"When children in the middle class school were asked what knowledge is, seventeen of twenty used words like learn, remember, facts, study, smartness, intelligent, know, school, study and brains. When asked if they could make knowledge, nine said no and eleven said yes. When asked how, they said they'd look it up or listen and do what they're told or they'd go to the library."
"The children in the affluent professional school had the least trouble answering the question, 'what is knowledge?" Many of them used the word think and several alluded to personal activity having to do with ideas. ('Figuring stuff out.' 'You think up ideas and then you find out things wrong with those ideas.') When asked 'can you make knowledge?' sixteen said yes; only four said no.
"When asked, 'can you make knowledge?' half the children in the executive elite schools said yes, half said no. Compared with affluent professional school children, these children took a more passive view toward the creation of knowledge. For many of them, knowledge comes from tradition. It's 'out there' and you are expected to learn it."
I thought this question and the answers it produced were an eye-opening reflection on how we teach students in each of these schools. Students in working-class areas were basically just made to regurgitate information on a worksheet instead of being challenged academically the way that their more elite counterparts were.
I may be misguided here, but I think it's important to acknowledge that students in working class schools may have more issues going on at home than those in elite schools. For example, an eighth grade student in my old school was kicked out of her house on a Tuesday night. On Wednesday, the student's English teacher told her that she needed to take an oral quiz. The student didn't even respond - not a word. The teacher was, as expected, very frustrated when this student barely acknowledged her presence when she tried to get the student to take the quiz. The teacher didn't find out until later what the situation was at home, so what should she have done? Would the same thing have happened in an elite school? I think its unrealistic for us to say that we can make the kids forget or ignore what's happening outside of school walls - so what do we do about this? How does this contribute to students perceptions of school work? Might students in working class schools buy into their own education more if they thought that working on a debate or science experiment or measuring the classroom was more important than a worksheet? (Peterson would likely say yes.)
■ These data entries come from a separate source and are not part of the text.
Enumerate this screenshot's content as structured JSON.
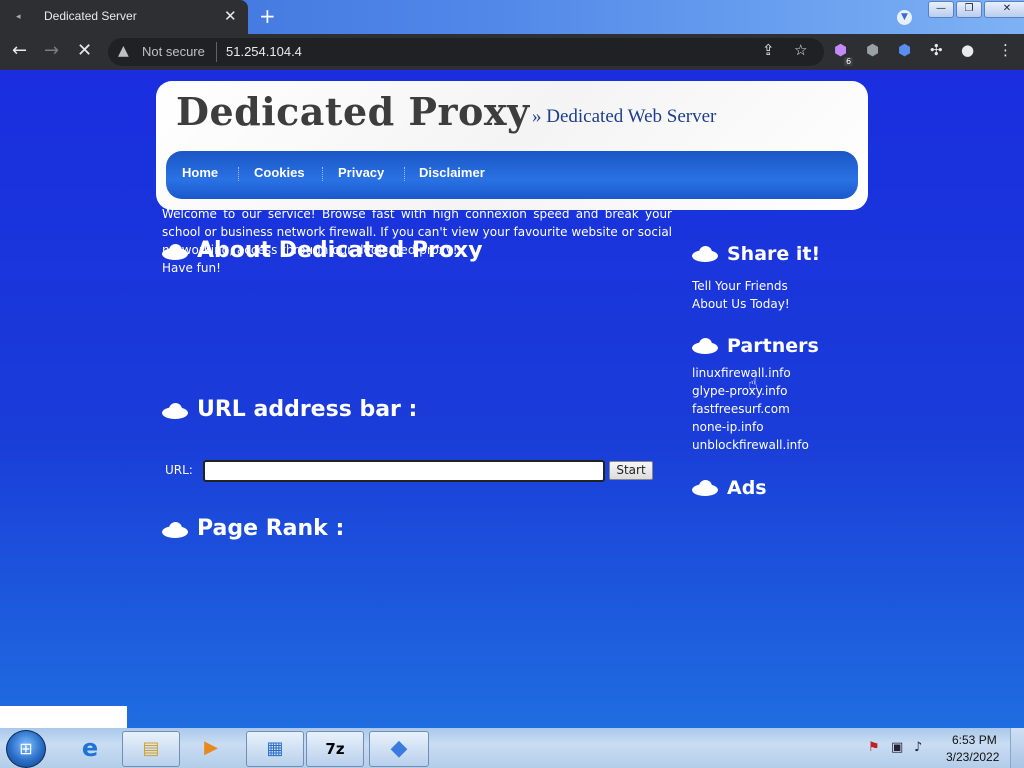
{
  "browser": {
    "tab_title": "Dedicated Server",
    "new_tab_symbol": "+",
    "close_symbol": "✕",
    "security_label": "Not secure",
    "url": "51.254.104.4",
    "extension_badge": "6",
    "window_controls": {
      "minimize": "—",
      "restore": "❐",
      "close": "✕"
    }
  },
  "site": {
    "title": "Dedicated Proxy",
    "tagline": "» Dedicated Web Server",
    "nav": [
      "Home",
      "Cookies",
      "Privacy",
      "Disclaimer"
    ]
  },
  "main": {
    "about_heading": "About Dedicated Proxy",
    "about_paragraph": "Welcome to our service! Browse fast with high connexion speed and break your school or business network firewall. If you can't view your favourite website or social networking, access through our dedicated proxy!",
    "about_closing": "Have fun!",
    "url_heading": "URL address bar :",
    "url_label": "URL:",
    "url_value": "",
    "start_button": "Start",
    "rank_heading": "Page Rank :"
  },
  "sidebar": {
    "share_heading": "Share it!",
    "share_line1": "Tell Your Friends",
    "share_line2": "About Us Today!",
    "partners_heading": "Partners",
    "partners": [
      "linuxfirewall.info",
      "glype-proxy.info",
      "fastfreesurf.com",
      "none-ip.info",
      "unblockfirewall.info"
    ],
    "ads_heading": "Ads"
  },
  "taskbar": {
    "seven_zip_label": "7z",
    "time": "6:53 PM",
    "date": "3/23/2022"
  }
}
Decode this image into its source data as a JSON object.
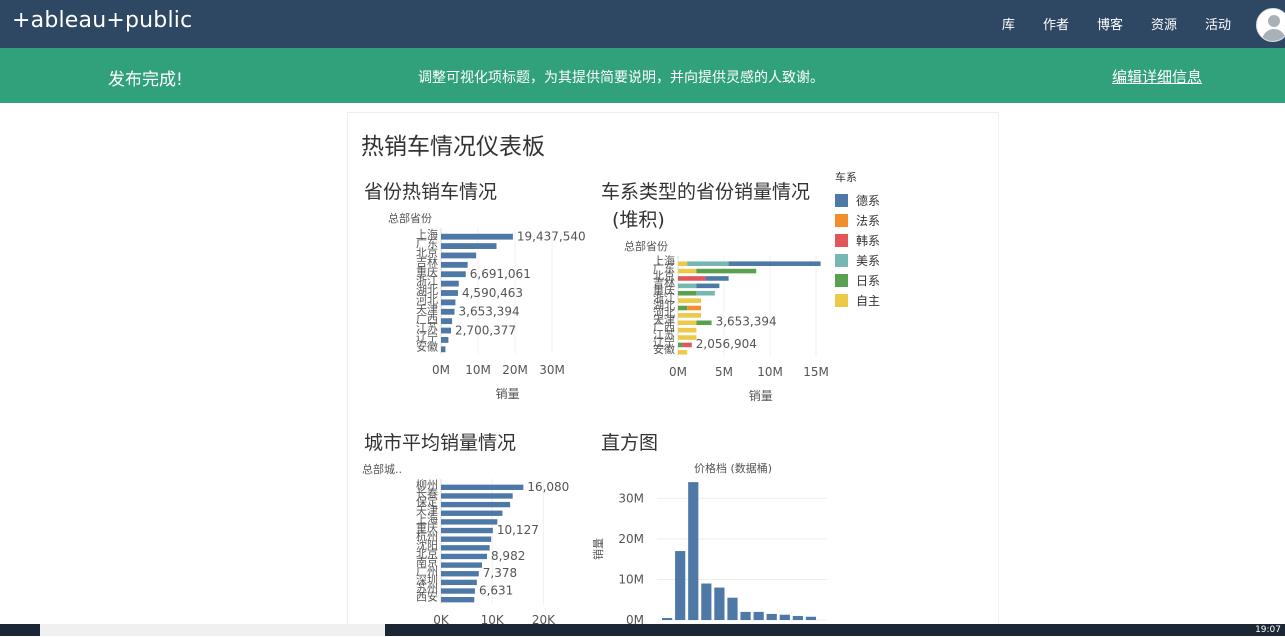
{
  "nav": {
    "logo": "+ableau+public",
    "links": [
      "库",
      "作者",
      "博客",
      "资源",
      "活动"
    ]
  },
  "banner": {
    "done": "发布完成!",
    "message": "调整可视化项标题，为其提供简要说明，并向提供灵感的人致谢。",
    "edit_link": "编辑详细信息"
  },
  "dashboard": {
    "title": "热销车情况仪表板",
    "panels": {
      "p1": "省份热销车情况",
      "p2_line1": "车系类型的省份销量情况",
      "p2_line2": "(堆积)",
      "p3": "城市平均销量情况",
      "p4": "直方图"
    }
  },
  "legend": {
    "title": "车系",
    "items": [
      {
        "label": "德系",
        "color": "#4e79a7"
      },
      {
        "label": "法系",
        "color": "#f28e2b"
      },
      {
        "label": "韩系",
        "color": "#e15759"
      },
      {
        "label": "美系",
        "color": "#76b7b2"
      },
      {
        "label": "日系",
        "color": "#59a14f"
      },
      {
        "label": "自主",
        "color": "#edc948"
      }
    ]
  },
  "taskbar": {
    "time": "19:07"
  },
  "chart_data": [
    {
      "type": "bar",
      "title": "省份热销车情况",
      "dim_label": "总部省份",
      "xlabel": "销量",
      "categories": [
        "上海",
        "广东",
        "北京",
        "吉林",
        "重庆",
        "浙江",
        "湖北",
        "河北",
        "天津",
        "广西",
        "江苏",
        "辽宁",
        "安徽"
      ],
      "values": [
        19437540,
        15000000,
        9500000,
        7200000,
        6691061,
        4800000,
        4590463,
        3900000,
        3653394,
        3000000,
        2700377,
        2000000,
        1200000
      ],
      "data_labels": {
        "0": "19,437,540",
        "4": "6,691,061",
        "6": "4,590,463",
        "8": "3,653,394",
        "10": "2,700,377"
      },
      "xticks": [
        "0M",
        "10M",
        "20M",
        "30M"
      ],
      "xlim": [
        0,
        40000000
      ],
      "color": "#4e79a7"
    },
    {
      "type": "bar",
      "stacked": true,
      "title": "车系类型的省份销量情况 (堆积)",
      "dim_label": "总部省份",
      "xlabel": "销量",
      "categories": [
        "上海",
        "广东",
        "北京",
        "吉林",
        "重庆",
        "浙江",
        "湖北",
        "河北",
        "天津",
        "广西",
        "江苏",
        "辽宁",
        "安徽"
      ],
      "series": [
        {
          "name": "自主",
          "color": "#edc948",
          "values": [
            1000000,
            2000000,
            0,
            0,
            0,
            2500000,
            0,
            2500000,
            2000000,
            2000000,
            2000000,
            0,
            1000000
          ]
        },
        {
          "name": "日系",
          "color": "#59a14f",
          "values": [
            0,
            6500000,
            0,
            0,
            2000000,
            0,
            1000000,
            0,
            1650000,
            0,
            0,
            500000,
            0
          ]
        },
        {
          "name": "美系",
          "color": "#76b7b2",
          "values": [
            4500000,
            0,
            0,
            2000000,
            2000000,
            0,
            0,
            0,
            0,
            0,
            0,
            0,
            0
          ]
        },
        {
          "name": "韩系",
          "color": "#e15759",
          "values": [
            0,
            0,
            3000000,
            0,
            0,
            0,
            0,
            0,
            0,
            0,
            0,
            1000000,
            0
          ]
        },
        {
          "name": "法系",
          "color": "#f28e2b",
          "values": [
            0,
            0,
            0,
            0,
            0,
            0,
            1500000,
            0,
            0,
            0,
            0,
            0,
            0
          ]
        },
        {
          "name": "德系",
          "color": "#4e79a7",
          "values": [
            10000000,
            0,
            2500000,
            2500000,
            0,
            0,
            0,
            0,
            0,
            0,
            0,
            0,
            0
          ]
        }
      ],
      "data_labels": {
        "8": "3,653,394",
        "11": "2,056,904"
      },
      "xticks": [
        "0M",
        "5M",
        "10M",
        "15M"
      ],
      "xlim": [
        0,
        20000000
      ]
    },
    {
      "type": "bar",
      "title": "城市平均销量情况",
      "dim_label": "总部城..",
      "xlabel": "",
      "categories": [
        "柳州",
        "长春",
        "保定",
        "天津",
        "上海",
        "重庆",
        "杭州",
        "沈阳",
        "北京",
        "南京",
        "广州",
        "深圳",
        "苏州",
        "西安"
      ],
      "values": [
        16080,
        14000,
        13500,
        12000,
        11000,
        10127,
        9800,
        9500,
        8982,
        8000,
        7378,
        7000,
        6631,
        6500
      ],
      "data_labels": {
        "0": "16,080",
        "5": "10,127",
        "8": "8,982",
        "10": "7,378",
        "12": "6,631"
      },
      "xticks": [
        "0K",
        "10K",
        "20K"
      ],
      "xlim": [
        0,
        25000
      ],
      "color": "#4e79a7"
    },
    {
      "type": "bar",
      "title": "直方图",
      "subtitle": "价格档 (数据桶)",
      "ylabel": "销量",
      "values": [
        500000,
        17000000,
        34000000,
        9000000,
        8000000,
        5500000,
        2000000,
        2000000,
        1500000,
        1300000,
        1000000,
        800000
      ],
      "yticks": [
        "0M",
        "10M",
        "20M",
        "30M"
      ],
      "ylim": [
        0,
        36000000
      ],
      "color": "#4e79a7"
    }
  ]
}
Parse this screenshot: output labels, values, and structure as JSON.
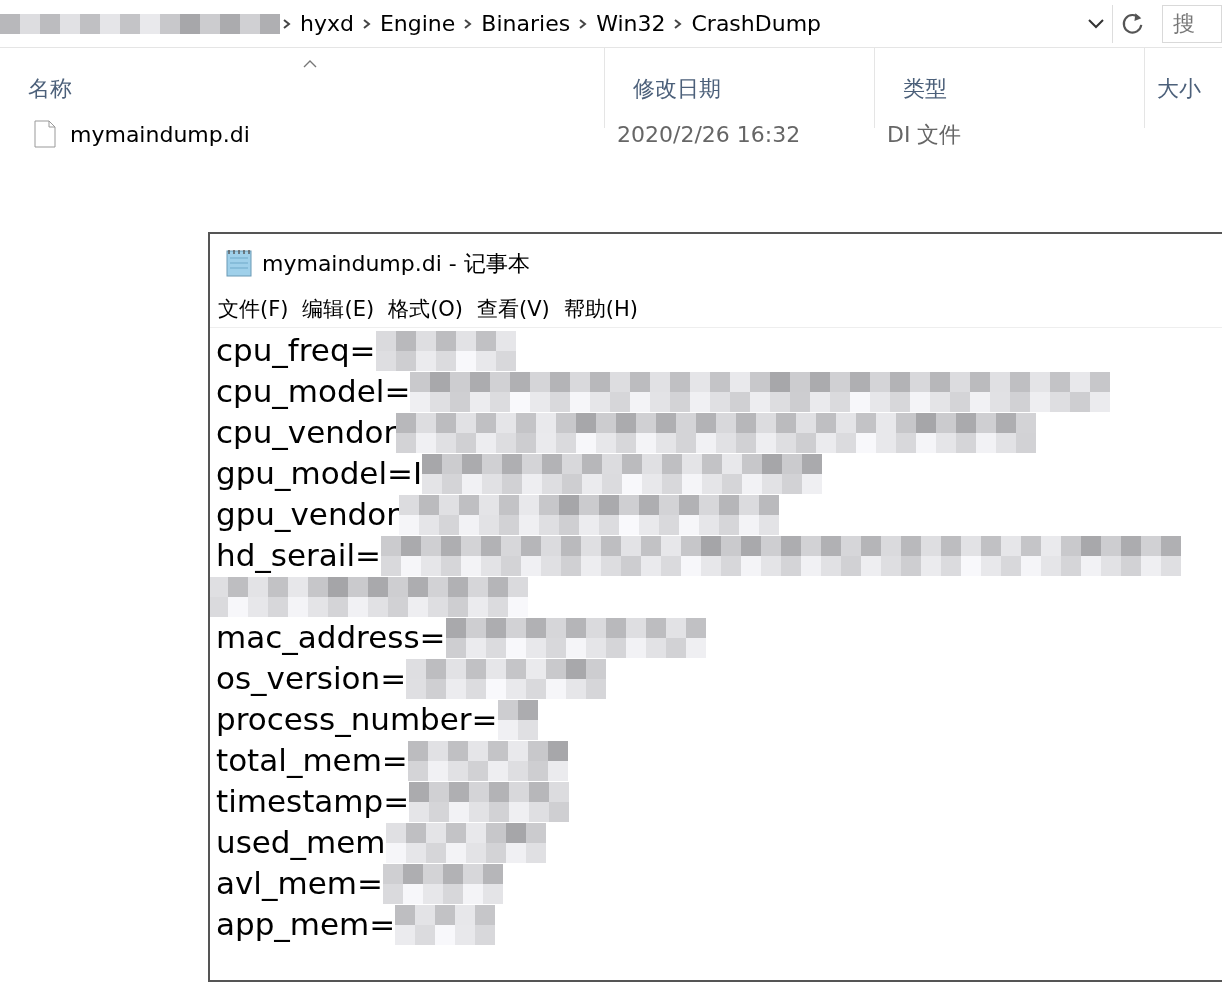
{
  "address_bar": {
    "redacted_prefix": true,
    "crumbs": [
      "hyxd",
      "Engine",
      "Binaries",
      "Win32",
      "CrashDump"
    ],
    "search": {
      "placeholder": "搜"
    }
  },
  "columns": [
    {
      "label": "名称",
      "sorted": true
    },
    {
      "label": "修改日期",
      "sorted": false
    },
    {
      "label": "类型",
      "sorted": false
    },
    {
      "label": "大小",
      "sorted": false
    }
  ],
  "files": [
    {
      "name": "mymaindump.di",
      "modified": "2020/2/26 16:32",
      "type": "DI 文件"
    }
  ],
  "notepad": {
    "title": "mymaindump.di - 记事本",
    "menu": [
      "文件(F)",
      "编辑(E)",
      "格式(O)",
      "查看(V)",
      "帮助(H)"
    ],
    "lines": [
      {
        "text": "cpu_freq=",
        "redacted": true
      },
      {
        "text": "cpu_model=",
        "redacted": true
      },
      {
        "text": "cpu_vendor",
        "redacted": true
      },
      {
        "text": "gpu_model=I",
        "redacted": true
      },
      {
        "text": "gpu_vendor",
        "redacted": true
      },
      {
        "text": "hd_serail=",
        "redacted": true
      },
      {
        "redacted": true
      },
      {
        "text": "mac_address=",
        "redacted": true
      },
      {
        "text": "os_version=",
        "redacted": true
      },
      {
        "text": "process_number=",
        "redacted": true
      },
      {
        "text": "total_mem=",
        "redacted": true
      },
      {
        "text": "timestamp=",
        "redacted": true
      },
      {
        "text": "used_mem",
        "redacted": true
      },
      {
        "text": "avl_mem=",
        "redacted": true
      },
      {
        "text": "app_mem=",
        "redacted": true
      }
    ]
  }
}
I also want to point out a huge strength that my former school had in this regard; it really pushed students from the working class to succeed in engaging ways like the projects and assignments discussed in the affluent and elite schools. Students participated in "Mad Science Days" in which they conducted experiments in front of their peers, competed in writing and History Day competitions and had a full semester long debate class. While the focus of the school was definitely on scores and data, I truly believe that our academic mission was being fulfilled. We touted a rigorous, inquiry based curriculum with a focus on math and science and a strong foundation in the humanities. Our graduates have gone on to wonderful schools and are succeeding there (we haven't had a class graduate from college yet, but will this year). I wonder if some of the things like what I mentioned above were implemented in other schools if it would make a difference.